Cuban Missile Crisis Anxiety, a poem by Steve Brammel

Cuban Missile Crisis Anxiety by Steve Brammell Lunch in a brown paper bag, eating in the bleachers, reading my Lord of the Flies , the other kids loud, but not enough to hide the sudden sirens in the distance only I can hear. I try not to move too fast across the basketball court, its circle a bullseye, push the bar on the exit door, the runaway elevator I’m trapped on never reaching bottom. Outside I sprint to the edge of the playground, look west where steel mills never stop smoking and the Nike base, with its white-finned rockets, guards against those slow bombers of another era. Just beyond the curve of the earth Chicago is the prize. I estimate the minutes it will take for grinning Khrushchev’s missiles to cross the Early Warning Line, and how many more until the people, now alert in the streets with nowhere to go, all look up, just like me, and watch the warheads, bright in the autumn sun, fall like Armageddon’s stars. F

The Dragon and the Wolf, a poem by Maria Pizzo
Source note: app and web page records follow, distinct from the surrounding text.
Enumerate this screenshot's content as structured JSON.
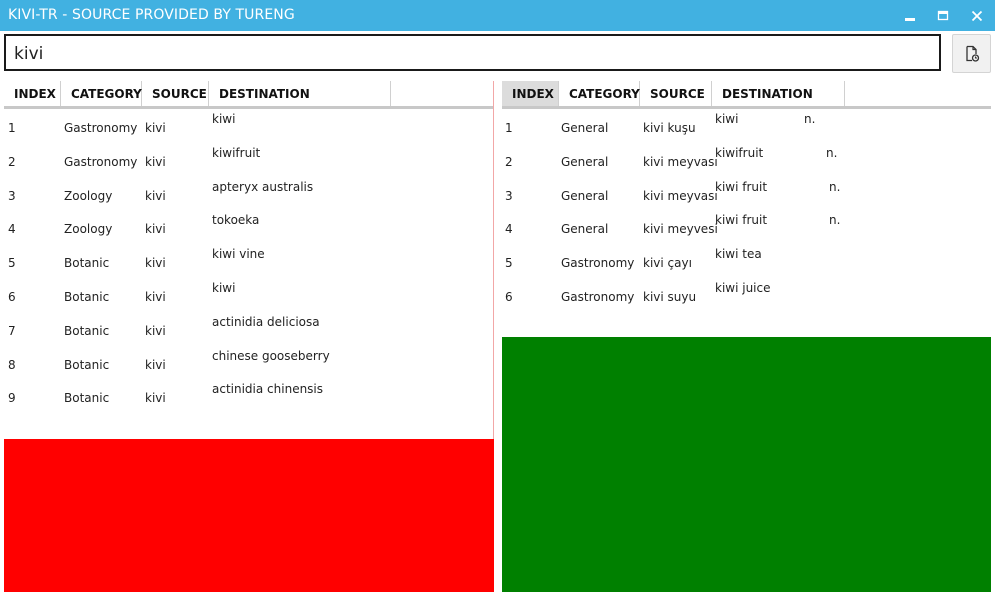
{
  "window": {
    "title": "KIVI-TR - SOURCE PROVIDED BY TURENG"
  },
  "search": {
    "value": "kivi"
  },
  "left_table": {
    "headers": [
      "INDEX",
      "CATEGORY",
      "SOURCE",
      "DESTINATION"
    ],
    "rows": [
      {
        "index": "1",
        "category": "Gastronomy",
        "source": "kivi",
        "destination": "kiwi"
      },
      {
        "index": "2",
        "category": "Gastronomy",
        "source": "kivi",
        "destination": "kiwifruit"
      },
      {
        "index": "3",
        "category": "Zoology",
        "source": "kivi",
        "destination": "apteryx australis"
      },
      {
        "index": "4",
        "category": "Zoology",
        "source": "kivi",
        "destination": "tokoeka"
      },
      {
        "index": "5",
        "category": "Botanic",
        "source": "kivi",
        "destination": "kiwi vine"
      },
      {
        "index": "6",
        "category": "Botanic",
        "source": "kivi",
        "destination": "kiwi"
      },
      {
        "index": "7",
        "category": "Botanic",
        "source": "kivi",
        "destination": "actinidia deliciosa"
      },
      {
        "index": "8",
        "category": "Botanic",
        "source": "kivi",
        "destination": "chinese gooseberry"
      },
      {
        "index": "9",
        "category": "Botanic",
        "source": "kivi",
        "destination": "actinidia chinensis"
      }
    ]
  },
  "right_table": {
    "headers": [
      "INDEX",
      "CATEGORY",
      "SOURCE",
      "DESTINATION"
    ],
    "active_header": "INDEX",
    "rows": [
      {
        "index": "1",
        "category": "General",
        "source": "kivi kuşu",
        "destination": "kiwi",
        "type": "n."
      },
      {
        "index": "2",
        "category": "General",
        "source": "kivi meyvası",
        "destination": "kiwifruit",
        "type": "n."
      },
      {
        "index": "3",
        "category": "General",
        "source": "kivi meyvası",
        "destination": "kiwi fruit",
        "type": "n."
      },
      {
        "index": "4",
        "category": "General",
        "source": "kivi meyvesi",
        "destination": "kiwi fruit",
        "type": "n."
      },
      {
        "index": "5",
        "category": "Gastronomy",
        "source": "kivi çayı",
        "destination": "kiwi tea",
        "type": ""
      },
      {
        "index": "6",
        "category": "Gastronomy",
        "source": "kivi suyu",
        "destination": "kiwi juice",
        "type": ""
      }
    ]
  },
  "colors": {
    "titlebar": "#41b1e1",
    "left_block": "#ff0000",
    "right_block": "#008000"
  },
  "icons": {
    "minimize": "minimize-icon",
    "maximize": "maximize-icon",
    "close": "close-icon",
    "export": "document-export-icon"
  }
}
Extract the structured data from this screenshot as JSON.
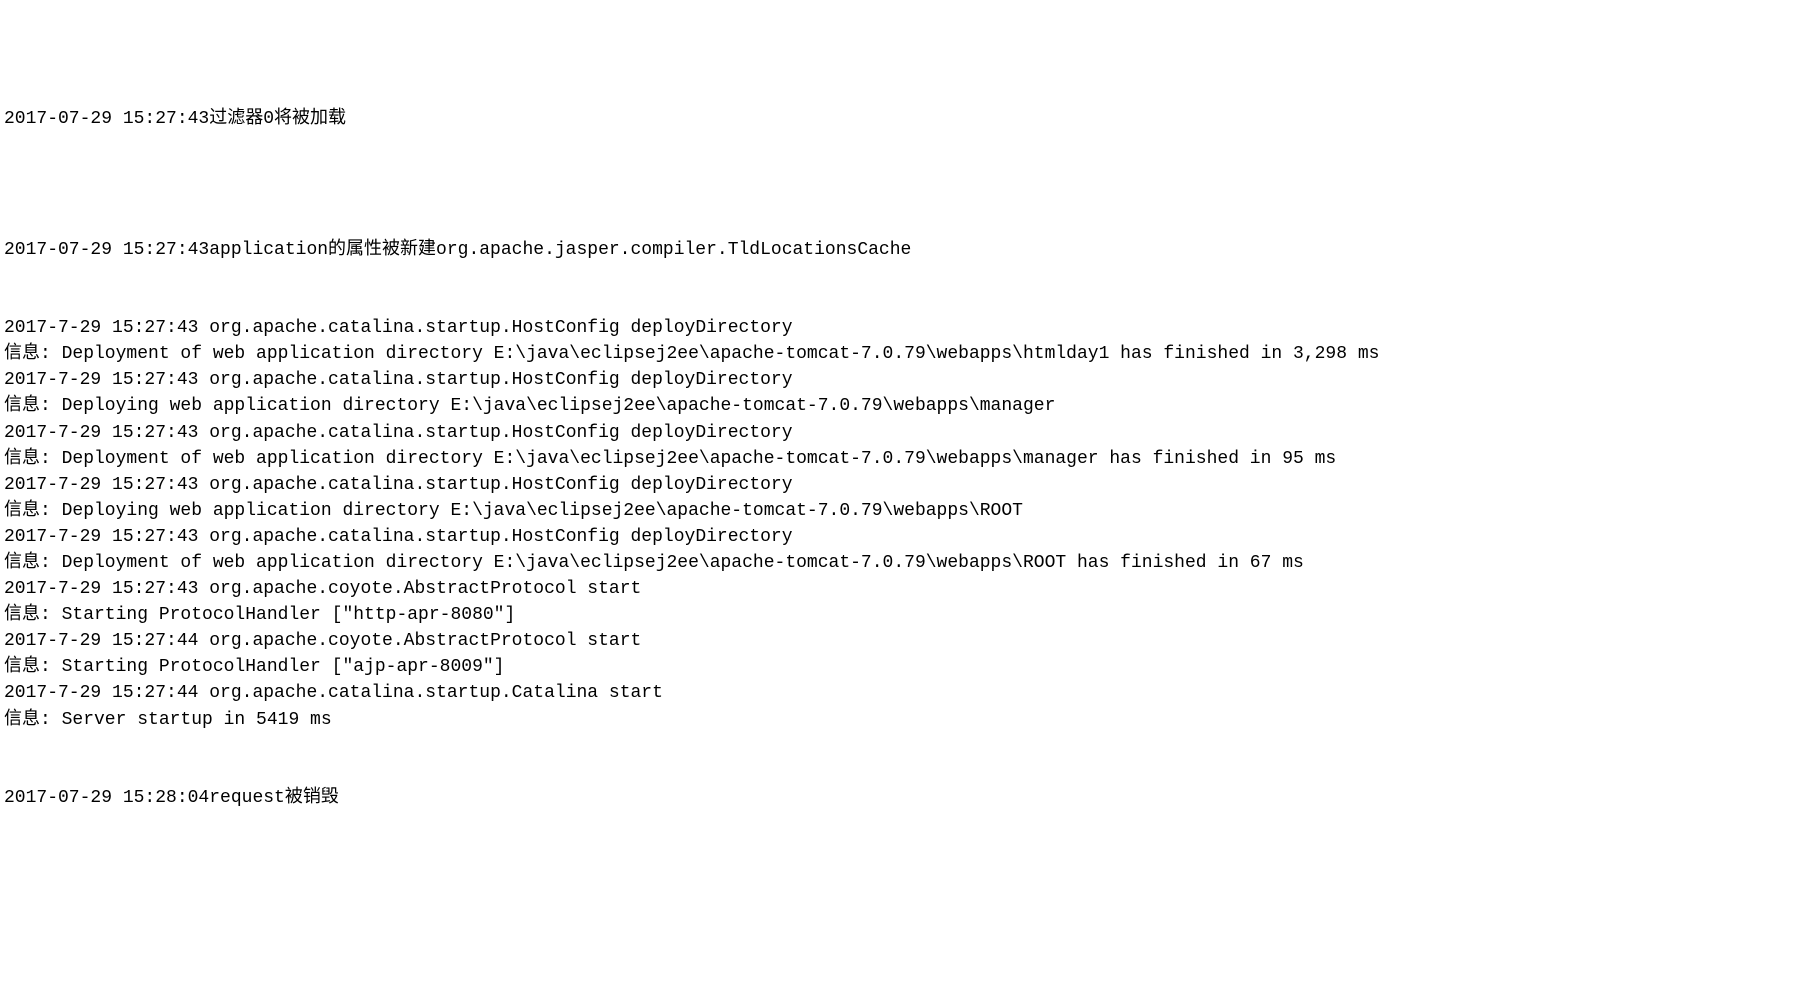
{
  "log_lines": [
    "2017-07-29 15:27:43过滤器0将被加载",
    "",
    "",
    "",
    "",
    "2017-07-29 15:27:43application的属性被新建org.apache.jasper.compiler.TldLocationsCache",
    "",
    "",
    "2017-7-29 15:27:43 org.apache.catalina.startup.HostConfig deployDirectory",
    "信息: Deployment of web application directory E:\\java\\eclipsej2ee\\apache-tomcat-7.0.79\\webapps\\htmlday1 has finished in 3,298 ms",
    "2017-7-29 15:27:43 org.apache.catalina.startup.HostConfig deployDirectory",
    "信息: Deploying web application directory E:\\java\\eclipsej2ee\\apache-tomcat-7.0.79\\webapps\\manager",
    "2017-7-29 15:27:43 org.apache.catalina.startup.HostConfig deployDirectory",
    "信息: Deployment of web application directory E:\\java\\eclipsej2ee\\apache-tomcat-7.0.79\\webapps\\manager has finished in 95 ms",
    "2017-7-29 15:27:43 org.apache.catalina.startup.HostConfig deployDirectory",
    "信息: Deploying web application directory E:\\java\\eclipsej2ee\\apache-tomcat-7.0.79\\webapps\\ROOT",
    "2017-7-29 15:27:43 org.apache.catalina.startup.HostConfig deployDirectory",
    "信息: Deployment of web application directory E:\\java\\eclipsej2ee\\apache-tomcat-7.0.79\\webapps\\ROOT has finished in 67 ms",
    "2017-7-29 15:27:43 org.apache.coyote.AbstractProtocol start",
    "信息: Starting ProtocolHandler [\"http-apr-8080\"]",
    "2017-7-29 15:27:44 org.apache.coyote.AbstractProtocol start",
    "信息: Starting ProtocolHandler [\"ajp-apr-8009\"]",
    "2017-7-29 15:27:44 org.apache.catalina.startup.Catalina start",
    "信息: Server startup in 5419 ms",
    "",
    "",
    "2017-07-29 15:28:04request被销毁"
  ],
  "watermark": ""
}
The Dragon and the Wolf by Maria Pizzo I want to believe I met a wolf in my past life. I want to believe he wasn’t a figment of my imagination. In a world with so little, missing genuine love, I want to believe his arms that held me were real. Have you ever been so alone that the walls begin to talk? Buying into lies, philosophizing the woken lonely nights? I want to believe what he told me was true. I want to believe that balance sustains life. Where everything is nothing, and nothing is everything, the absence of all is so much in itself. Have you ever been so wrapped up in someone that you shrink down to nothing? Feeling like your existence has ceased, finding peace in the silence, hoping never to return? I want to believe he was real for my sake and his.  Hidden away, menacing face, completely unapproachable, desperate for love.  Out of the cloud of delusion, I know the sky is painted and music is artificial. I know love is